Division of Neonatology, Department of Pediatrics, Ann & Robert H. Lurie Children's Hospital of Chicago, Chicago, IL 60611, USA.
23
Department of Pediatrics, Ann & Robert H. Lurie Children's Hospital of Chicago, Chicago, IL 60611, USA.
24
Department of Energy Electronics Convergence, Kookmin University, Seoul 02707, Republic of Korea.
25
Weldon School of Biomedical Engineering, School of Mechanical Engineering, Center for Implantable Devices, and Birck Nanotechnology Center, Purdue University, West Lafayette, IN 47907, USA.
26
Center for Bio-integrated Electronics, Northwestern University, Evanston, IL 60208, USA. apaller@northwestern.edu stevexu@northwestern.edu jrogers@northwestern.edu.
27
Simpson Querrey Institute, Northwestern University, Chicago, IL 60611, USA. apaller@northwestern.edu stevexu@northwestern.edu jrogers@northwestern.edu.
28
Department of Chemistry, Northwestern University, Evanston, IL 60208, USA.
29
Department of Neurological Surgery, Feinberg School of Medicine, Northwestern University, Chicago, IL 60611, USA.

Abstract

Existing vital sign monitoring systems in the neonatal intensive care unit (NICU) require multiple wires connected to rigid sensors with strongly adherent interfaces to the skin. We introduce a pair of ultrathin, soft, skin-like electronic devices whose coordinated, wireless operation reproduces the functionality of these traditional technologies but bypasses their intrinsic limitations. The enabling advances in engineering science include designs that support wireless, battery-free operation; real-time, in-sensor data analytics; time-synchronized, continuous data streaming; soft mechanics and gentle adhesive interfaces to the skin; and compatibility with visual inspection and with medical imaging techniques used in the NICU. Preliminary studies on neonates admitted to operating NICUs demonstrate performance comparable to the most advanced clinical-standard monitoring systems.

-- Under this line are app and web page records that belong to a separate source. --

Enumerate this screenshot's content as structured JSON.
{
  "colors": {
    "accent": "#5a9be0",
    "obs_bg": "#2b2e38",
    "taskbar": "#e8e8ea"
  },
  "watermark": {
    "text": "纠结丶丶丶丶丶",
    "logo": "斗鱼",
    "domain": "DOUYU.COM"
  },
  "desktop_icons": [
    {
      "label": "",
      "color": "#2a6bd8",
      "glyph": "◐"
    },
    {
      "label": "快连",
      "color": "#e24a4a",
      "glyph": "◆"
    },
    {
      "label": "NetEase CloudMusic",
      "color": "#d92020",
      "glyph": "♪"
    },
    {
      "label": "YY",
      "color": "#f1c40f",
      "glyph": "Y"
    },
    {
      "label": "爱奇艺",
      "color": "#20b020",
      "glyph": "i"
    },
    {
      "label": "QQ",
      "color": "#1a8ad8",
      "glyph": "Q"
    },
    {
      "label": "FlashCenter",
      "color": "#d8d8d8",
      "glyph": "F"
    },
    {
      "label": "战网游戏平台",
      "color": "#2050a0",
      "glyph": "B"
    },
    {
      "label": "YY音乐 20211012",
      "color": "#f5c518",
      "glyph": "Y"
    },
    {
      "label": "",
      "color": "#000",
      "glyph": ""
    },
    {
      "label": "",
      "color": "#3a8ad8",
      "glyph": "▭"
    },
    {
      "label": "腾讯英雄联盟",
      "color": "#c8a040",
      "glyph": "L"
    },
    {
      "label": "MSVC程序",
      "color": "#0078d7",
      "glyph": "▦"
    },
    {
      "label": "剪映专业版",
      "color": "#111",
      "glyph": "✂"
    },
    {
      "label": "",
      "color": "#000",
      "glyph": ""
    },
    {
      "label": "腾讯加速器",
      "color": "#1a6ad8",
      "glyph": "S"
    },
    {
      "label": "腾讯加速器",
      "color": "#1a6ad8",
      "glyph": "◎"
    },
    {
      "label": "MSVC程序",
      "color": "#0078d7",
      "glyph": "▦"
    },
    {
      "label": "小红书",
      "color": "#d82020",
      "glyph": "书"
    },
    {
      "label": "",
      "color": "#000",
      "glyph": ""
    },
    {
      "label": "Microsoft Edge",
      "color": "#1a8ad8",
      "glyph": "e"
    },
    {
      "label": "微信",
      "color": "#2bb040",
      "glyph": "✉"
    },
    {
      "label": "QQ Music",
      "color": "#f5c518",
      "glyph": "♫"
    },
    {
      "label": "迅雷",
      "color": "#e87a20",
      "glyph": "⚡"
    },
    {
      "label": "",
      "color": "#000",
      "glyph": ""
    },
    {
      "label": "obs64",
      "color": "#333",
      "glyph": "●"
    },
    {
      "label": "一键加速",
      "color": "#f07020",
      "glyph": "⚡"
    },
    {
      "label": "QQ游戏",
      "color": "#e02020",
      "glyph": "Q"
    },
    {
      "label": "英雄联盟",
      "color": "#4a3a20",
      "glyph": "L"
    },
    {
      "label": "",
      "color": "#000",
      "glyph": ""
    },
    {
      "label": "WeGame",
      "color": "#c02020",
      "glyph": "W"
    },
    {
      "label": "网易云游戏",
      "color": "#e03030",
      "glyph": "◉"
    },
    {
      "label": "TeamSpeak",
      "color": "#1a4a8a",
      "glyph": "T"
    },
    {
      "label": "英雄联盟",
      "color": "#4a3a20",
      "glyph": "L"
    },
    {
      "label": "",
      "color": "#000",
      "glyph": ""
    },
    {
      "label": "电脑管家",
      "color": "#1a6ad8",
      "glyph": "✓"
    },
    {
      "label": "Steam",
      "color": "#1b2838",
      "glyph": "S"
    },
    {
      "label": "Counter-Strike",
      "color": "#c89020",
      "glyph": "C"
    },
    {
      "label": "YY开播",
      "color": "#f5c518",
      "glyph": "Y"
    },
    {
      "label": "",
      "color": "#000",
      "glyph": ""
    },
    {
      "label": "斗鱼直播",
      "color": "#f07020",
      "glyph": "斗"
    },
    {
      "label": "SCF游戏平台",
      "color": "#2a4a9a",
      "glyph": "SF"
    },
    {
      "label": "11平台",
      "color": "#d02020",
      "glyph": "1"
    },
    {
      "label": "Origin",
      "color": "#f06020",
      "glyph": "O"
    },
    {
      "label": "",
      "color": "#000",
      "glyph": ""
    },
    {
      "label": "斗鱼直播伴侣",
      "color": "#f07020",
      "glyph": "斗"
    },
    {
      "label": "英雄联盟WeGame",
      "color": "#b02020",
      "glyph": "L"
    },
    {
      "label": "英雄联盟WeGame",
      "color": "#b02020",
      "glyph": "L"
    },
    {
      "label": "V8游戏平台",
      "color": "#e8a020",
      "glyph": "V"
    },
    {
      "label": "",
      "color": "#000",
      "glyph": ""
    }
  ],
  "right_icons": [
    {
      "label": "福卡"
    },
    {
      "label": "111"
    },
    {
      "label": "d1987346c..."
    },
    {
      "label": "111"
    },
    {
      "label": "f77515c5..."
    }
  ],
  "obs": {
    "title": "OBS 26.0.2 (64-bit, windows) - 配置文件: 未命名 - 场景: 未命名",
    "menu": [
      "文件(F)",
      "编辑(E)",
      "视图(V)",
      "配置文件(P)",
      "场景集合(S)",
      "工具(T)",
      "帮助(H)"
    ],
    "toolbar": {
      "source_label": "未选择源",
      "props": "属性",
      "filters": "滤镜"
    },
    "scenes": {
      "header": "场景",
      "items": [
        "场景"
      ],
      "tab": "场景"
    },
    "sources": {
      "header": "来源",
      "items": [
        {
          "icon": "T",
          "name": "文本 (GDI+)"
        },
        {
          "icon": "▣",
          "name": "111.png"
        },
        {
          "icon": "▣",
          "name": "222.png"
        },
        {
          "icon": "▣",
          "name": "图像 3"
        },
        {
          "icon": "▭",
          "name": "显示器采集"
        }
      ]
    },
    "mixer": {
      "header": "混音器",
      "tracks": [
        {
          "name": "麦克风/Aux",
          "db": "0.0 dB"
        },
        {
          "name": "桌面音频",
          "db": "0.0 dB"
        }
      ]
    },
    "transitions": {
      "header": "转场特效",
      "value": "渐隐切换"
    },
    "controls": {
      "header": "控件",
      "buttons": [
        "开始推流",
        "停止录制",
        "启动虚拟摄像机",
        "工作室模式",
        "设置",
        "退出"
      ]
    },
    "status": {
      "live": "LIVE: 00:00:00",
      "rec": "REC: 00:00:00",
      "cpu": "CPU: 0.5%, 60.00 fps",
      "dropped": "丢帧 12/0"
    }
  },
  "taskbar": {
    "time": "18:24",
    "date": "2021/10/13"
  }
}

PMID:
30819934
DOI:
10.1126/science.aau0780

Supplemental Content

Full text links

Icon for HighWire
Loading ...
Support Center